[[ Data shown open ]]

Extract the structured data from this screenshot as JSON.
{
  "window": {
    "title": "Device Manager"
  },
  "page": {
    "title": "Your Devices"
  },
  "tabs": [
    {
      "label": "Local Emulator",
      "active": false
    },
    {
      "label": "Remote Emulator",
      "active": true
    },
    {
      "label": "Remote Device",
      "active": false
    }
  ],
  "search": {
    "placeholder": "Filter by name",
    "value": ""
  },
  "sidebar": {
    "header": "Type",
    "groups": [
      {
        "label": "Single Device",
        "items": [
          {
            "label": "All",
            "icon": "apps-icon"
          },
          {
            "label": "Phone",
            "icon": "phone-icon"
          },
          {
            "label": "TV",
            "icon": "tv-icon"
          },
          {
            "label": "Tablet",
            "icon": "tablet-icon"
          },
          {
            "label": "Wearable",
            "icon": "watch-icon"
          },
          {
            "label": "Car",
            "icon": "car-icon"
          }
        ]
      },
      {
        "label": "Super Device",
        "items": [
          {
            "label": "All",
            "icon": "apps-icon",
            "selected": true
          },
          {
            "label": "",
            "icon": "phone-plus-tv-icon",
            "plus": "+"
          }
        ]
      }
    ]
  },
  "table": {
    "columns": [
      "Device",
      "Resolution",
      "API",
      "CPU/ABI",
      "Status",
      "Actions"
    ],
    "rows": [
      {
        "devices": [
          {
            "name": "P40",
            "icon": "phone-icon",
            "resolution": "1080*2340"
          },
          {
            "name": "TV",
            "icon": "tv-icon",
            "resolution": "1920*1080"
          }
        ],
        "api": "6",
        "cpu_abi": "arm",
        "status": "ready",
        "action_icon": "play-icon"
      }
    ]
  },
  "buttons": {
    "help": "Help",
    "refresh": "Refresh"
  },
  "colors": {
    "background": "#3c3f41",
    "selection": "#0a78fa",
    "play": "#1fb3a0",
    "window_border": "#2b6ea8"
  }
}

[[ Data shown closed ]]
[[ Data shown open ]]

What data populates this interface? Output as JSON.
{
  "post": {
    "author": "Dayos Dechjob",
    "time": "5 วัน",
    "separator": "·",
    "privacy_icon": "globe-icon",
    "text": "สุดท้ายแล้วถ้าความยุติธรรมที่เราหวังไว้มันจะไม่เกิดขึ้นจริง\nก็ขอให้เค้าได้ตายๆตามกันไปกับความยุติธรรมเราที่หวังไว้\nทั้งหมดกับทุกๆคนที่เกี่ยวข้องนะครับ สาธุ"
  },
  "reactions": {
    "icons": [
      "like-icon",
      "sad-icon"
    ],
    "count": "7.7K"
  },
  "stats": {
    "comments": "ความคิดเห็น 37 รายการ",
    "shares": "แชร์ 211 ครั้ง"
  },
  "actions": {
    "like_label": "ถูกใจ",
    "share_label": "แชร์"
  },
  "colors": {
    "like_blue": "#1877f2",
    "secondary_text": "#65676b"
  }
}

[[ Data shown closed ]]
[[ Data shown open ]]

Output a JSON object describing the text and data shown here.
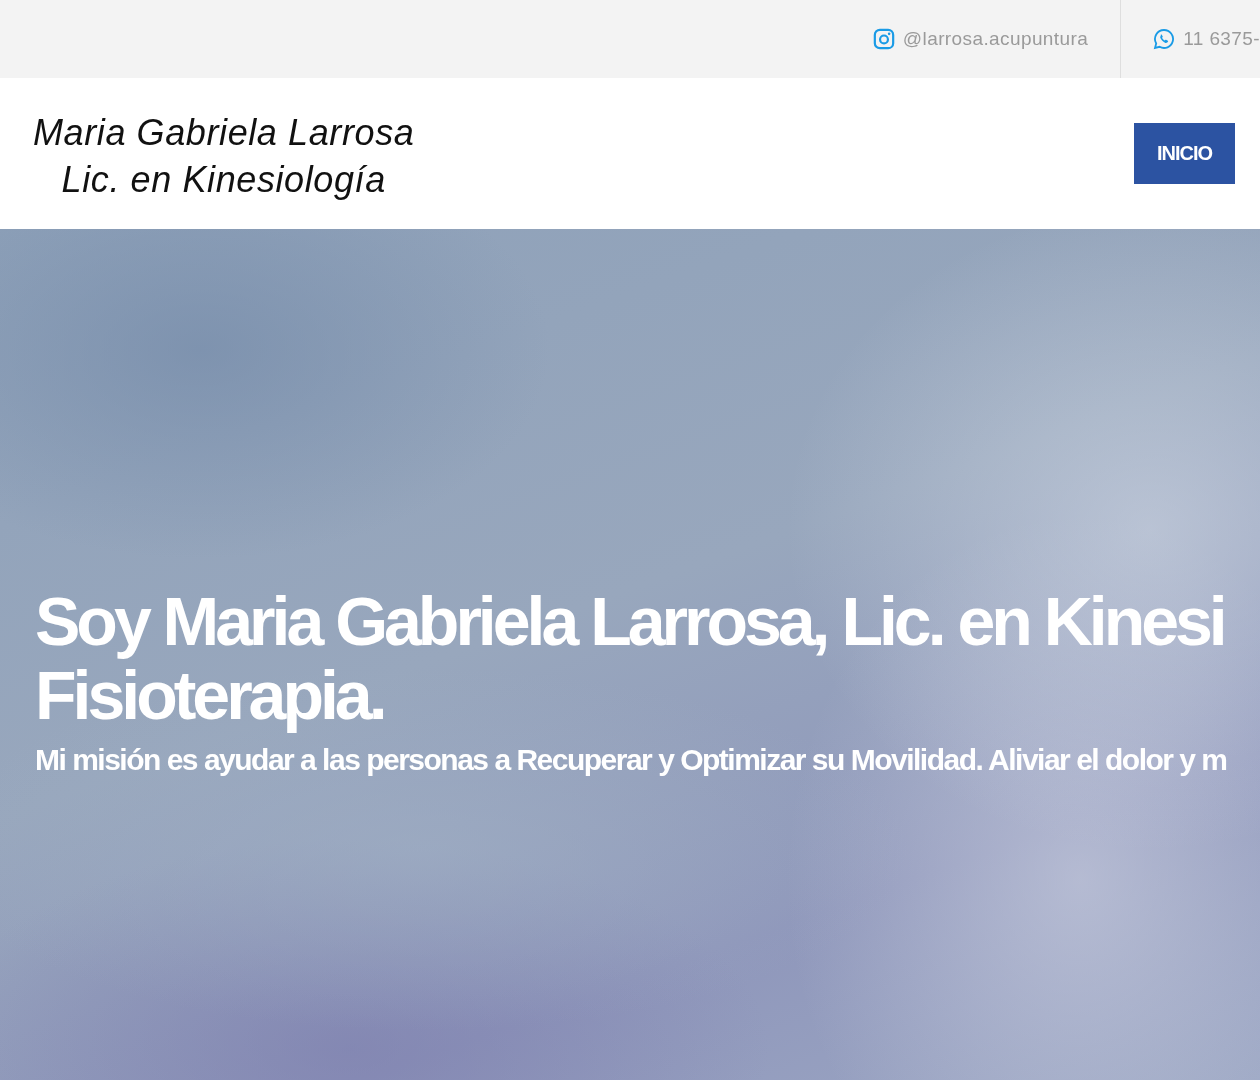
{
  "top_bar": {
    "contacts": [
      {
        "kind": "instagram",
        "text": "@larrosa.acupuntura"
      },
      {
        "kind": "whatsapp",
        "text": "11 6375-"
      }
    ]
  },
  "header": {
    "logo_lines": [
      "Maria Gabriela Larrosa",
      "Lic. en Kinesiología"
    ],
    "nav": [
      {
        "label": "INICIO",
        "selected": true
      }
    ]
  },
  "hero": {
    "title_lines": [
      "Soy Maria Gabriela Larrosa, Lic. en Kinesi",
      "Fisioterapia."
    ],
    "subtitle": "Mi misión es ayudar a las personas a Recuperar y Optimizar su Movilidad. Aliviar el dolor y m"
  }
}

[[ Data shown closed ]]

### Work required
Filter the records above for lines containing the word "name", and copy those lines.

### Solution to this exercise
    "placeholder": "Filter by name",
            "name": "P40",
            "name": "TV",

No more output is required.